This photo of a Weddell seal near the entrance to the Galley keeps changing its look as people sketch with dry erase markers on the glass frame.
Here is the seasonal version. Not sure what is next.
In addition to all the “folk art” that materializes around the station there are paintings and photos (many historical ones) down almost every hall. I spent a couple hours one Sunday morning just wandering some of the halls and looking at the displays, the art, science posters, historical photographs, etc.
A steel sculpture of an orca. A couple days ago a friend traveled by helicopter back to McMurdo from his camp in the Dry Valleys and they flew along the edge of the sea ice. He said they could see lots of orcas swimming along the edge of the ice.
Maybe it looks more orca-like in this view:
Every good science project needs a sticker. Here is a shot of graffiti and science project stickers in the back of a “delta” that they use for shuttling people to the airfields. The IRIS PASSCAL project is represented. Can you spot it?
Googly eyes are always good for turning utilitarian objects into folk art (am I being too generous with the term “folk art"?). There are a lot of googly eyes on things at McMurdo.
Someone crafted this little wasp out of mylar scraps, to create a mascot for the x-calibur neutron star telescope.
An upcoming “mustache” competition has weird little penguins appearing everywhere. Note the ever-present googly eyes! And I am still not sure what the mustache competition is.
Nothing is immune from a little decoration. Here are some handcarts that are used for hauling gear out to the helicopters. Even they are decorated.
This one is pretty clearly labeled . . .
And if there is a “cat”, there has to be a “kitten"

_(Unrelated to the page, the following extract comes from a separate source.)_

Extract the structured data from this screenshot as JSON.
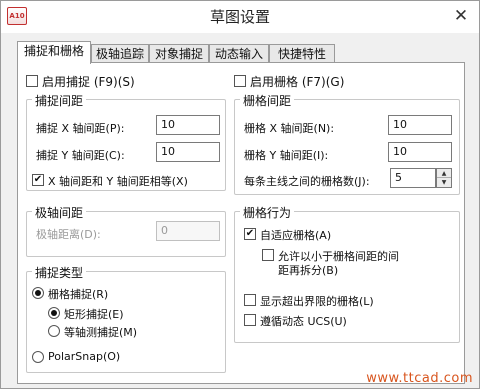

Here is a personal favorite. I love this sketch hanging on the wall in the science lab. The caption indicates it was drawn in about 2 minutes by a famous cartoonist for the New Yorker (while he was chatting with the people he gave the drawing to!). A penguin’s view of the world.
This photo shows the troll that lives under the footbridge leading to the galley. I pass over this guy two or three times a day.
And this is my own attempt at a little humor. We received a shipment of so-called “ox boxes” for packing some field gear that is going out to a remote field camp. It was hard to keep the oxen from getting out . . .
We were supposed to fly in a helicopter this evening (don’t worry about flying in the dark - it is light 24 h / day here) up to the top of Mt Erebus, an active volcano, to work on a seismic station. Alas, a low fog/cloud cover moved in and the flight was cancelled. Cancelled flights are a way of life here at McMurdo. No Antarctic experience would be complete without some flight cancellations. Hopefully we will have better luck tomorrow and I’ll have some pics from the top of this volcano.